This morning, after working with the crew to reattach a chunk of the Blue Blaster, my shoulders are a bit sore in that special way that only comes from a good, honest, evenings worth of hydroplane crew work. It feels good, a familiar old feeling from a few years back, when I was an ‘A Team’ participant on the 1982 Atlas Van Lines Restoration.
I should offer a disclaimer right here and now: the ‘A-Team’ concept is wholly my concoction, my notion of how things are. It is not a point of view that is necessarily shared by anyone other than myself, and most certainly is not an idea that is endorsed by the Museum.
Having said this, I’d bet that most everyone who participates on a work crew, for any boat and for any length of time, knows exactly who the A-Team crew is on that boat. Last night, for example, I watched as most of the Oberto hydroplane ‘A-Team’ filtered in for a work night addressing oil tank issues. though I don’t know all of their names yet, I know that they are the A Team for that boat because I have seen them crawl all over her for a long time now. There is a bond there, familiar greetings, inside jokes. While we were working on the Blaster, a Miss Bardahl A Team seemed to be reforming out on the main Museum floor, preparing to address some needed repairs to her bow.
It isn’t hard to become an A Team guy (or gal). All you have to do is show up once, do some work, have some fun, work safely, and then ask the crew chief when it is happening again. Lather, rinse, repeat. A Teams are flexible, too: If you were A Team with a boat once, you are probably, in my estimation, A Team with that boat forever, even if you retire from active participation. Conversely, new people are added as A Team crew members all the time simply by coming down to the Museum to lend a hand on a boat, repeatedly.
This whole ‘A Team’ thing may sound like a long road to a very small house to some, but I think it is a pretty big deal myself. For me, the A Teams are the very soul of this museum. As a Board member, it is gratifying to see them showing up on a cold, rainy Thursday evening in November when there is much Hysol to mix and little glory in being on a hydroplane crew. As a fellow crew member, I enjoy admiring them in the Tri Cities hot pits, fueling up for another run in 109 degree heat, knowing that all of their shoulders are sore, just like mine.
On the Blue Blaster project, Don Mock has assembled another great A Team in the form of Gail, Phil, John, (and several others who I do not quite recognize yet). With the restoration well underway now, this A Team is still growing.

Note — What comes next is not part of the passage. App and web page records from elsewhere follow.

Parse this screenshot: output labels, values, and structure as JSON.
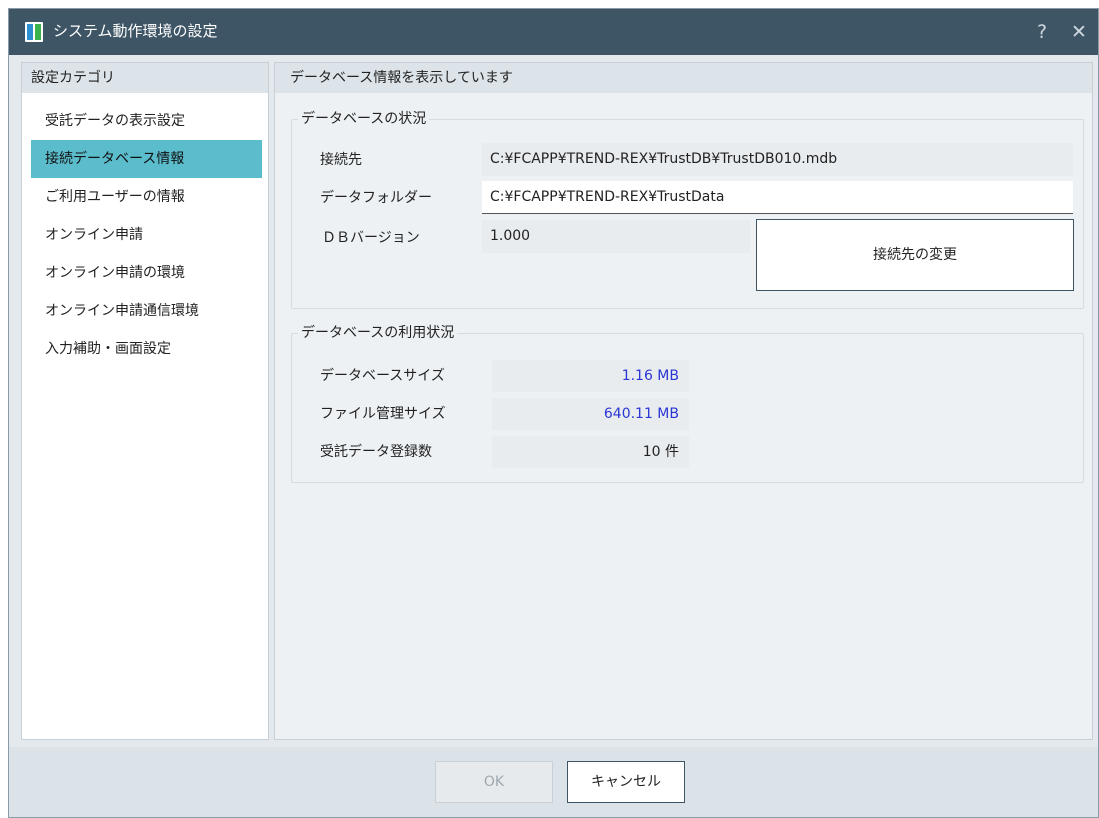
{
  "window": {
    "title": "システム動作環境の設定",
    "help_label": "?",
    "close_label": "✕"
  },
  "sidebar": {
    "heading": "設定カテゴリ",
    "items": [
      {
        "label": "受託データの表示設定"
      },
      {
        "label": "接続データベース情報",
        "selected": true
      },
      {
        "label": "ご利用ユーザーの情報"
      },
      {
        "label": "オンライン申請"
      },
      {
        "label": "オンライン申請の環境"
      },
      {
        "label": "オンライン申請通信環境"
      },
      {
        "label": "入力補助・画面設定"
      }
    ]
  },
  "main": {
    "heading": "データベース情報を表示しています",
    "db_status": {
      "title": "データベースの状況",
      "connection_label": "接続先",
      "connection_value": "C:¥FCAPP¥TREND-REX¥TrustDB¥TrustDB010.mdb",
      "folder_label": "データフォルダー",
      "folder_value": "C:¥FCAPP¥TREND-REX¥TrustData",
      "version_label": "ＤＢバージョン",
      "version_value": "1.000",
      "change_button": "接続先の変更"
    },
    "db_usage": {
      "title": "データベースの利用状況",
      "size_label": "データベースサイズ",
      "size_value": "1.16 MB",
      "file_label": "ファイル管理サイズ",
      "file_value": "640.11 MB",
      "count_label": "受託データ登録数",
      "count_value": "10 件"
    }
  },
  "footer": {
    "ok_label": "OK",
    "ok_enabled": false,
    "cancel_label": "キャンセル"
  },
  "colors": {
    "titlebar": "#3e5566",
    "selected_item": "#5bbccc",
    "value_blue": "#2a36d6",
    "dialog_background": "#e4e9ee"
  }
}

They are doing a magnificent job with the Blaster restoration and this, in itself, is a great thing to watch. This hull was really very seriously damaged in the blowover and collision in Mexico but it is coming back together stronger, straighter and better than new. Restoring the hull to museum quality standards has been a very well considered effort. The restoration crew has been careful to retain as much of the original material as possible while making repairs that will stand up to the stresses of exhibition running, if so directed by the museum Board. Last night, the very last evidence of tragedy was replaced in the form of the a new sponson frame, frame 7, on the port side. It replaces the crumpled and distorted original piece.
With my crazy work schedule lately, I have only been able to work with these guys a few times so far, but each time up, it has been a blast. They are a good group and it has been a privilege to join in. I am strictly B Team on this crew, and I am enjoying it immensely. But if my schedule ever frees up a bit, my status could be upgraded. I have the crew shirt already....
Those who knew Roger Newton as I did know that he was all A Team, wherever he picked up a tool. Being a low key, behind the scenes guy, we know that the sport and history of hydroplaning will never fully recognize and appreciate the many contributions of one Roger Newton, so we named the restoration shop at the Museum for him. His smiling visage oversees all of our work.
Well, Don Mock is cut from the same cloth (or from a similar bolt) as Roger. He has been an A Team crewman on any number of museum hulls, a museum Board member forever, and the crew chief on two full restorations; the 1982 Atlas and now, the 1977 Atlas Van Vines. I believe that Don knows as much- no, more- than anyone alive about these two hulls- and that list would include Chip Hanuer, Jim Harvey, Fran Mucey and Jim Lucero. Don’t even get him started on the original Miss Thriftway, an all time Don Mock favorite. His knowledge is beyond encyclopedic, his love for these boats is beyond measure, his enthusiasm inspires A Team effort wherever and whenever he picks up a tool. A ‘behind the scenes’ guy who prefers it that way, Don will, no doubt, cringe at this accurate comparison to the ‘Czar’.
When this hull eventually runs beside her sister ship, the 1982 Atlas, (and you know it will) there will not be a dry eye in the house. On that day- and I promise you this-you will see Don Mock serving as crew chief on two museum hydroplanes- a superhuman feat! (I can just picture this)n Few will notice, fewer still will fully appreciate, that Don’s stature on the beach is as great as any being celebrated out on the race course. Like all of the truly great ones, he will probably cringe at this comparison too.
But it is, in my sore shouldered opinion, the ‘A Team’ truth.